[Stored data entries]
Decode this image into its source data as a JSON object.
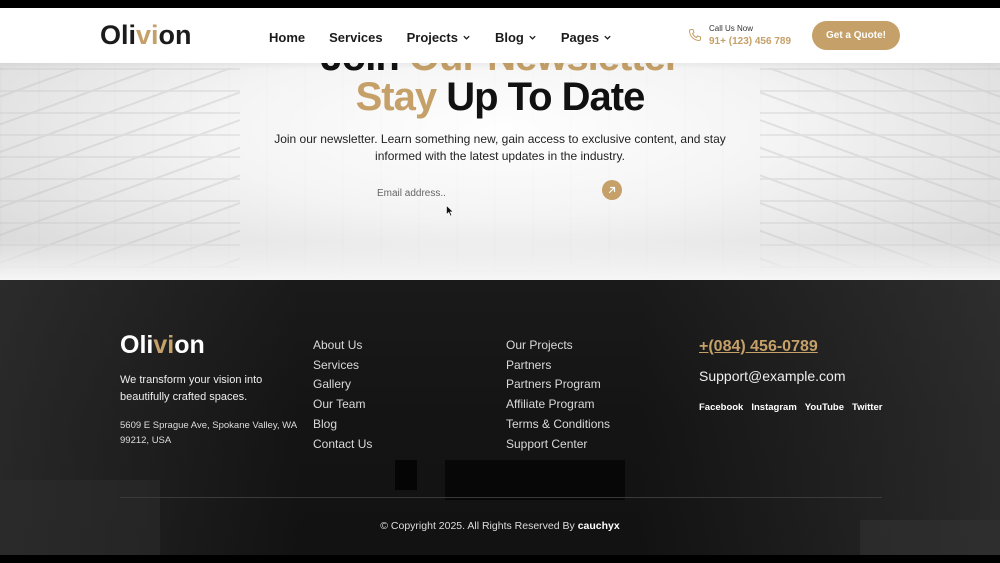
{
  "header": {
    "logo": {
      "part1": "Oli",
      "part2": "vi",
      "part3": "on"
    },
    "nav": [
      {
        "label": "Home",
        "has_dropdown": false
      },
      {
        "label": "Services",
        "has_dropdown": false
      },
      {
        "label": "Projects",
        "has_dropdown": true
      },
      {
        "label": "Blog",
        "has_dropdown": true
      },
      {
        "label": "Pages",
        "has_dropdown": true
      }
    ],
    "call": {
      "label": "Call Us Now",
      "phone": "91+ (123) 456 789",
      "icon": "phone-icon"
    },
    "quote_button": "Get a Quote!"
  },
  "newsletter": {
    "title_top": {
      "part1": "Join ",
      "accent": "Our Newsletter"
    },
    "title": {
      "accent": "Stay",
      "rest": " Up To Date"
    },
    "description": "Join our newsletter. Learn something new, gain access to exclusive content, and stay informed with the latest updates in the industry.",
    "email_placeholder": "Email address..",
    "submit_icon": "arrow-up-right-icon"
  },
  "footer": {
    "logo": {
      "part1": "Oli",
      "part2": "vi",
      "part3": "on"
    },
    "tagline": "We transform your vision into beautifully crafted spaces.",
    "address": "5609 E Sprague Ave, Spokane Valley, WA 99212, USA",
    "links_col1": [
      "About Us",
      "Services",
      "Gallery",
      "Our Team",
      "Blog",
      "Contact Us"
    ],
    "links_col2": [
      "Our Projects",
      "Partners",
      "Partners Program",
      "Affiliate Program",
      "Terms & Conditions",
      "Support Center"
    ],
    "phone": "+(084) 456-0789",
    "email": "Support@example.com",
    "social": [
      "Facebook",
      "Instagram",
      "YouTube",
      "Twitter"
    ],
    "copyright": "© Copyright 2025. All Rights Reserved By ",
    "copyright_brand": "cauchyx"
  },
  "colors": {
    "accent": "#c5a068",
    "dark": "#1b1b1b",
    "footer_bg": "#151515"
  }
}
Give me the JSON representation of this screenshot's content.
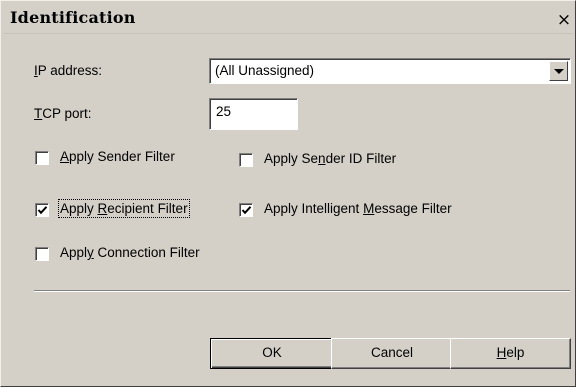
{
  "dialog": {
    "title": "Identification",
    "close_glyph": "×"
  },
  "ip": {
    "label_pre": "",
    "label_accel": "I",
    "label_post": "P address:",
    "value": "(All Unassigned)"
  },
  "tcp": {
    "label_accel": "T",
    "label_post": "CP port:",
    "value": "25"
  },
  "filters": {
    "sender": {
      "pre": "",
      "accel": "A",
      "post": "pply Sender Filter",
      "checked": false
    },
    "sender_id": {
      "pre": "Apply Se",
      "accel": "n",
      "post": "der ID Filter",
      "checked": false
    },
    "recipient": {
      "pre": "Apply ",
      "accel": "R",
      "post": "ecipient Filter",
      "checked": true
    },
    "intelligent": {
      "pre": "Apply Intelligent ",
      "accel": "M",
      "post": "essage Filter",
      "checked": true
    },
    "connection": {
      "pre": "Appl",
      "accel": "y",
      "post": " Connection Filter",
      "checked": false
    }
  },
  "buttons": {
    "ok": "OK",
    "cancel": "Cancel",
    "help_accel": "H",
    "help_post": "elp"
  }
}
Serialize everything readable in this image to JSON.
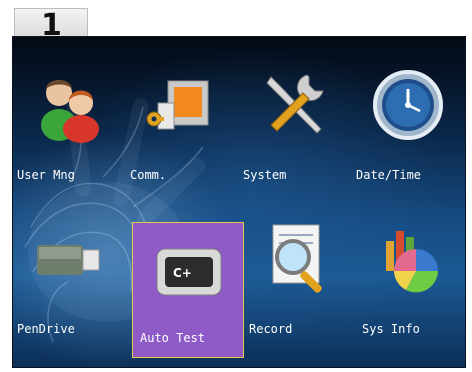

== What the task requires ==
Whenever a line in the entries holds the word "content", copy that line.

== Response to the task ==
    "description": "Join our newsletter. Learn something new, gain access to exclusive content, and stay informed with the latest updates in the industry.",
Give me the JSON representation of this screenshot's content.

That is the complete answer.